**Problem statement:** Only lines containing the word "video" are needed; pull them out of the material.

**Data to use:**
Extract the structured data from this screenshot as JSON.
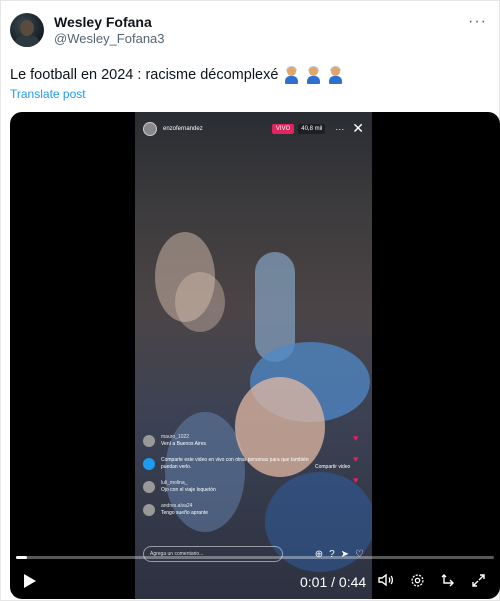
{
  "post": {
    "author": {
      "display_name": "Wesley Fofana",
      "handle": "@Wesley_Fofana3"
    },
    "text": "Le football en 2024 : racisme décomplexé",
    "emoji_icons": [
      "person-white-hair-icon",
      "person-white-hair-icon",
      "person-white-hair-icon"
    ],
    "translate_label": "Translate post",
    "more_icon": "more-horizontal-icon",
    "colors": {
      "link": "#1d9bf0",
      "text": "#0f1419",
      "secondary": "#536471"
    }
  },
  "video": {
    "live_overlay": {
      "username": "enzofernandez",
      "live_badge": "VIVO",
      "viewers": "40,8 mil",
      "comments": [
        {
          "user": "mauro_1022",
          "text": "Vení a Buenos Aires"
        },
        {
          "user": "",
          "text": "Comparte este video en vivo con otras personas para que también puedan verlo."
        },
        {
          "user": "luli_molina_",
          "text": "Ojo con el viaje loquetón"
        },
        {
          "user": "andres.alva24",
          "text": "Tengo sueño aprante"
        }
      ],
      "share_label": "Compartir video",
      "comment_placeholder": "Agrega un comentario..."
    },
    "progress": 0.023,
    "time_display": "0:01 / 0:44",
    "controls": {
      "play_icon": "play-icon",
      "volume_icon": "volume-icon",
      "settings_icon": "settings-gear-icon",
      "rotate_icon": "rotate-icon",
      "fullscreen_icon": "fullscreen-icon"
    }
  }
}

**Problem solution:**
  "video": {
          "text": "Comparte este video en vivo con otras personas para que también puedan verlo."
      "share_label": "Compartir video",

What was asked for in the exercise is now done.